This empirical study is concerned with examining the relation between tempo and expressive timing in music performance. The participants were asked to listen to ten sound examples (in their genre of preference) and to indicate which example was an original recording and which was a tempo-transformed version (i.e., a slowed-down or speeded-up version of the original).
Two hypotheses will be considered: the relational invariance hypothesis and the tempo-specific timing hypothesis. The first hypothesis predicts no significant difference in responses to the original and tempo-transformed excerpts: both excerpts will sound equally natural, so that the respondents will consider both versions musically plausible performances, and, consequently, just guess what is an original recording. The second hypothesis is based on the idea that expressive timing in music performance (defined as the local deviations from isochrony and/or more global changes in tempo) is intrinsically related to global tempo. When expressive timing is simply scaled proportionally to another tempo this may make the performance sound awkward or unnatural, and hence easier to identify as an tempo-transformed version.

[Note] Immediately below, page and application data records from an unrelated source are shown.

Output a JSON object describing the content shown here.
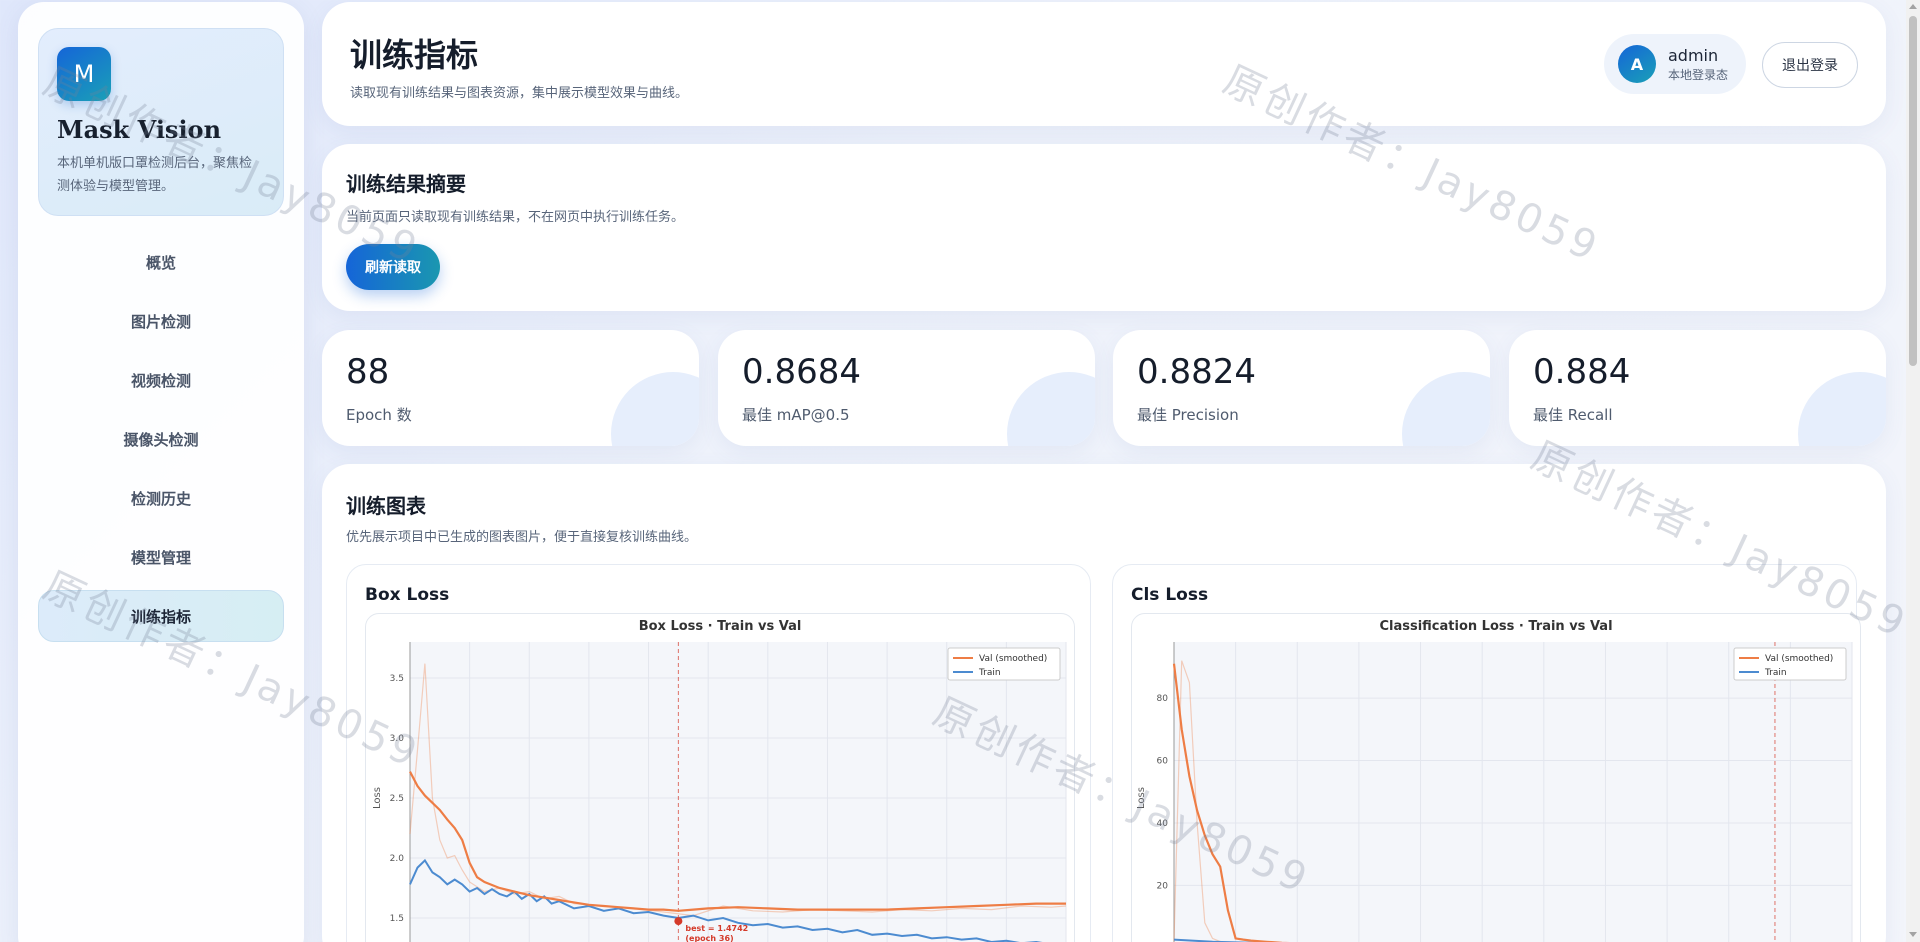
{
  "sidebar": {
    "logo_letter": "M",
    "brand_name": "Mask Vision",
    "brand_desc_line1": "本机单机版口罩检测后台，聚焦检",
    "brand_desc_line2": "测体验与模型管理。",
    "items": [
      {
        "label": "概览"
      },
      {
        "label": "图片检测"
      },
      {
        "label": "视频检测"
      },
      {
        "label": "摄像头检测"
      },
      {
        "label": "检测历史"
      },
      {
        "label": "模型管理"
      },
      {
        "label": "训练指标",
        "active": true
      }
    ]
  },
  "header": {
    "title": "训练指标",
    "subtitle": "读取现有训练结果与图表资源，集中展示模型效果与曲线。",
    "avatar_letter": "A",
    "user_name": "admin",
    "user_status": "本地登录态",
    "logout_label": "退出登录"
  },
  "summary": {
    "title": "训练结果摘要",
    "subtitle": "当前页面只读取现有训练结果，不在网页中执行训练任务。",
    "refresh_label": "刷新读取"
  },
  "stats": [
    {
      "value": "88",
      "label": "Epoch 数"
    },
    {
      "value": "0.8684",
      "label": "最佳 mAP@0.5"
    },
    {
      "value": "0.8824",
      "label": "最佳 Precision"
    },
    {
      "value": "0.884",
      "label": "最佳 Recall"
    }
  ],
  "charts_section": {
    "title": "训练图表",
    "subtitle": "优先展示项目中已生成的图表图片，便于直接复核训练曲线。"
  },
  "watermark_text": "原创作者：Jay8059",
  "colors": {
    "accent_blue": "#1565d8",
    "accent_teal": "#1aa0b7",
    "val_line": "#ee7d45",
    "train_line": "#4c8bd0",
    "best_marker": "#d43a2a"
  },
  "chart_data": [
    {
      "type": "line",
      "panel_title": "Box Loss",
      "title": "Box Loss · Train vs Val",
      "xlabel": "",
      "ylabel": "Loss",
      "xlim": [
        0,
        88
      ],
      "ylim": [
        1.2,
        3.8
      ],
      "yticks": [
        "1.5",
        "2.0",
        "2.5",
        "3.0",
        "3.5"
      ],
      "grid": true,
      "legend": "top-right",
      "legend_entries": [
        "Val (smoothed)",
        "Train"
      ],
      "best_epoch": 36,
      "best_value": 1.4742,
      "best_label_line1": "best = 1.4742",
      "best_label_line2": "(epoch 36)",
      "series": [
        {
          "name": "Val (smoothed)",
          "x": [
            0,
            1,
            2,
            3,
            4,
            5,
            6,
            7,
            8,
            9,
            10,
            12,
            14,
            16,
            18,
            20,
            22,
            24,
            26,
            28,
            30,
            32,
            34,
            36,
            38,
            40,
            44,
            48,
            52,
            56,
            60,
            64,
            68,
            72,
            76,
            80,
            84,
            88
          ],
          "values": [
            2.72,
            2.6,
            2.52,
            2.46,
            2.4,
            2.32,
            2.25,
            2.15,
            1.96,
            1.84,
            1.8,
            1.75,
            1.72,
            1.69,
            1.67,
            1.65,
            1.63,
            1.61,
            1.6,
            1.59,
            1.58,
            1.57,
            1.57,
            1.56,
            1.57,
            1.58,
            1.59,
            1.58,
            1.57,
            1.57,
            1.57,
            1.57,
            1.58,
            1.59,
            1.6,
            1.61,
            1.62,
            1.62
          ]
        },
        {
          "name": "Val (raw)",
          "x": [
            0,
            1,
            2,
            3,
            4,
            5,
            6,
            7,
            8,
            10,
            12,
            14,
            16,
            18,
            20,
            22,
            26,
            30,
            34,
            38,
            42,
            46,
            50,
            54,
            58,
            62,
            66,
            70,
            74,
            78,
            82,
            86,
            88
          ],
          "values": [
            2.2,
            2.9,
            3.62,
            2.5,
            2.15,
            2.0,
            2.02,
            1.9,
            1.8,
            1.72,
            1.75,
            1.7,
            1.72,
            1.66,
            1.68,
            1.62,
            1.6,
            1.58,
            1.55,
            1.52,
            1.6,
            1.56,
            1.55,
            1.57,
            1.56,
            1.55,
            1.57,
            1.56,
            1.58,
            1.57,
            1.6,
            1.59,
            1.6
          ]
        },
        {
          "name": "Train",
          "x": [
            0,
            1,
            2,
            3,
            4,
            5,
            6,
            7,
            8,
            9,
            10,
            11,
            12,
            13,
            14,
            15,
            16,
            17,
            18,
            19,
            20,
            22,
            24,
            26,
            28,
            30,
            32,
            34,
            36,
            38,
            40,
            42,
            44,
            46,
            48,
            50,
            52,
            54,
            56,
            58,
            60,
            62,
            64,
            66,
            68,
            70,
            72,
            74,
            76,
            78,
            80,
            82,
            84,
            86,
            88
          ],
          "values": [
            1.78,
            1.92,
            1.98,
            1.88,
            1.84,
            1.78,
            1.82,
            1.78,
            1.72,
            1.75,
            1.7,
            1.74,
            1.7,
            1.68,
            1.72,
            1.66,
            1.7,
            1.64,
            1.68,
            1.62,
            1.64,
            1.58,
            1.6,
            1.56,
            1.58,
            1.54,
            1.55,
            1.52,
            1.5,
            1.52,
            1.48,
            1.5,
            1.46,
            1.44,
            1.45,
            1.42,
            1.43,
            1.4,
            1.41,
            1.38,
            1.4,
            1.36,
            1.37,
            1.35,
            1.36,
            1.33,
            1.34,
            1.32,
            1.33,
            1.3,
            1.31,
            1.29,
            1.3,
            1.28,
            1.27
          ]
        }
      ]
    },
    {
      "type": "line",
      "panel_title": "Cls Loss",
      "title": "Classification Loss · Train vs Val",
      "xlabel": "",
      "ylabel": "Loss",
      "xlim": [
        0,
        88
      ],
      "ylim": [
        -2,
        98
      ],
      "yticks": [
        "20",
        "40",
        "60",
        "80"
      ],
      "grid": true,
      "legend": "top-right",
      "legend_entries": [
        "Val (smoothed)",
        "Train"
      ],
      "best_epoch": 78,
      "series": [
        {
          "name": "Val (smoothed)",
          "x": [
            0,
            1,
            2,
            3,
            4,
            5,
            6,
            7,
            8,
            9,
            10,
            12,
            14,
            16,
            20,
            30,
            40,
            50,
            60,
            70,
            80,
            88
          ],
          "values": [
            91,
            70,
            55,
            44,
            36,
            30,
            26,
            12,
            3,
            2.6,
            2.3,
            1.9,
            1.6,
            1.4,
            1.1,
            0.8,
            0.6,
            0.5,
            0.5,
            0.4,
            0.4,
            0.4
          ]
        },
        {
          "name": "Val (raw)",
          "x": [
            0,
            1,
            2,
            3,
            4,
            5,
            6,
            7,
            8,
            10,
            14,
            20,
            30,
            50,
            88
          ],
          "values": [
            2,
            92,
            85,
            40,
            8,
            3,
            2,
            1.5,
            1.2,
            1,
            0.8,
            0.6,
            0.5,
            0.4,
            0.3
          ]
        },
        {
          "name": "Train",
          "x": [
            0,
            5,
            10,
            20,
            30,
            40,
            50,
            60,
            70,
            80,
            88
          ],
          "values": [
            2.6,
            1.9,
            1.6,
            1.2,
            0.9,
            0.7,
            0.6,
            0.5,
            0.4,
            0.3,
            0.3
          ]
        }
      ]
    }
  ]
}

The results of a pilot study (N=307) indicate that a significant majority of the participants could indicate what was as an original and what a tempo-transformed version. The results suggest that expressive timing can function as a clue in identifying a real performance. These results are discussed in the context of whether there is perceptual invariance of expressive timing under tempo transformation.